Produced in response to an infection, vaginal pus can vary in color from yellow or green to white and can have a frothy, mucus-like or cottage-cheese texture, sometimes with an unusual odor. Common causes of pus in the vagina include yeast infection, bacterial vaginosis, urinary tract infection, and sexually transmitted diseases (STDs). Typically referred to as vaginitis, vaginal discharge is also generally accompanied by inflammation, itching, and pain.
Vaginal secretions are normally produced by the female reproductive organs, namely the cervix, the vagina, or the uterus. Microbes, the normal flora, are always present in the vagina in the form of yeast and bacteria; however, the problem comes when growth and presence of normal flora is disrupted or thrown off balance. Playing a significant role, pH determines the vaginal environment for growth of microorganisms. Normal pH for the vagina ranges from 3.8 to 4.2, more on the acidic side. Vaginal creams and deodorants, medication, hormonal changes, and STDs are a few examples of things that can alter vaginal pH, causing pus in the vagina.
Affecting about one-third of U.S. women, 61 percent in Iran, and up to 50 percent in sub-Saharan Africa as of 2011, the most common cause of vaginitis, is bacterial vaginosis, a condition typically caused by a microbe known as Gardnerella vaginalis. Characterized by a fish-like odor, itching, and gray pus in the vagina, the likelihood of developing bacterial vaginosis is thought to be increased by having multiple sex partners, which may alter the vaginal environment and cause the condition. Other risk factors include douching and taking baths using perfumes and bubble bath formulas. Women with bacterial vaginosis, even when asymptomatic, are at increased risk of contracting human immunodeficiency virus (HIV), gonorrhea, and chlamydia. If a woman already has HIV, having bacterial vaginosis increases the likelihood of transmitting HIV to her sex partners.

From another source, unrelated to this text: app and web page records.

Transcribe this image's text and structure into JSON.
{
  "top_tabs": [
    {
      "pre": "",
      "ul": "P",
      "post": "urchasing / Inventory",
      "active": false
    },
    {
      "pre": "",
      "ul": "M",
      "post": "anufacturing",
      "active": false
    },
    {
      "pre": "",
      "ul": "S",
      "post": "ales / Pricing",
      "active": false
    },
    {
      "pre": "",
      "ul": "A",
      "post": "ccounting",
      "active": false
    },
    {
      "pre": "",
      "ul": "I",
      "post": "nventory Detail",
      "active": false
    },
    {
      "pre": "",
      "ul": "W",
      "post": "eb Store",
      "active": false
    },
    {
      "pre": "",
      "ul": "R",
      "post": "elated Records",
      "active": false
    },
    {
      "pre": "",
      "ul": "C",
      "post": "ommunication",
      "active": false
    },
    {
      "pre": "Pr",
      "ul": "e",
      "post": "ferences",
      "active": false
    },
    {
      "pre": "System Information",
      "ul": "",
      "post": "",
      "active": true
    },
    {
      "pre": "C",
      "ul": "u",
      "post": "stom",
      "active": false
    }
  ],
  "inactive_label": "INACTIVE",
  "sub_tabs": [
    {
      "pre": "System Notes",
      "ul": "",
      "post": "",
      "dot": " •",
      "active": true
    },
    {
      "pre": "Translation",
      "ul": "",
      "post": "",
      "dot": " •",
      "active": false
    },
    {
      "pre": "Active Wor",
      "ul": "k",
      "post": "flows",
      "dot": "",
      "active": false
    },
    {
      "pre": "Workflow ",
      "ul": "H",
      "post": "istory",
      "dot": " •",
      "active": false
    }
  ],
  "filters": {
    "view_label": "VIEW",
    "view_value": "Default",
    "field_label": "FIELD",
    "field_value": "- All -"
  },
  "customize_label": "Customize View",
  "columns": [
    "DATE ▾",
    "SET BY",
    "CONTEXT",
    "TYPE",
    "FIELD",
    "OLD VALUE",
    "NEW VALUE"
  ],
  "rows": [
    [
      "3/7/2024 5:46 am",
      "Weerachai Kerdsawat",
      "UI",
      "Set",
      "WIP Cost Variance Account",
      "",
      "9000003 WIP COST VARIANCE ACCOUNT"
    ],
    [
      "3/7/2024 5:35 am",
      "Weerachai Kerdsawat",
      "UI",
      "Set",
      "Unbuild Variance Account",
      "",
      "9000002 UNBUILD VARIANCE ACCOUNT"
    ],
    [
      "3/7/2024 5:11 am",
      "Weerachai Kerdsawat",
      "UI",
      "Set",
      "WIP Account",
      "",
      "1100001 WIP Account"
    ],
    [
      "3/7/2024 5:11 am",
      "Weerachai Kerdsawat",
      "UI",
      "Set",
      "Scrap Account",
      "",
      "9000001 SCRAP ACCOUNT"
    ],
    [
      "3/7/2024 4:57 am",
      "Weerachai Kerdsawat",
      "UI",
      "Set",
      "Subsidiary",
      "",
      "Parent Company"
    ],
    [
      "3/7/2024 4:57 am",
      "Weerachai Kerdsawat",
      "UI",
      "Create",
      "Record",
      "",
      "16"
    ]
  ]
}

A urinary tract infection (UTI) refers to a medical condition in which bacteria, typically E coli from the digestive tract, enters the urinary system via the urethra, and travels up the rest of tract to the bladder, ureters, and the kidneys. UTIs in women are manifest by a feeling of having to urinate frequently, even though a small amount of urine is expelled, as well as pain in the abdomen and bladder fullness. Those with kidney involvement will generally also present with visible blood and pus in the urine, chills, and fever. Besides E coli, yeast, gonorrhea, and chlamydia may also cause UTI.
Several STDs are characterized by pus in the vagina, such as chlamydia, gonorrhea, and trichomoniasis the number-one curable STD among young women. Caused by Trichomonas vaginalis, trichomoniasis is manifest by foamy, yellow-green pus and itching, though it can be asymptomatic in some people. A potential threat to damaging the female reproductive system permanently, chlamydia is a very common STD which can be spread anally, orally, and vaginally. Symptoms of chlamydia include painful urination and vaginal discharge, though most do not experience any symptoms. In women, gonorrhea, another common STD, also tends to be asymptomatic, as those who do have symptoms experience discharge from the vagina, pain upon intercourse, and bleeding between periods.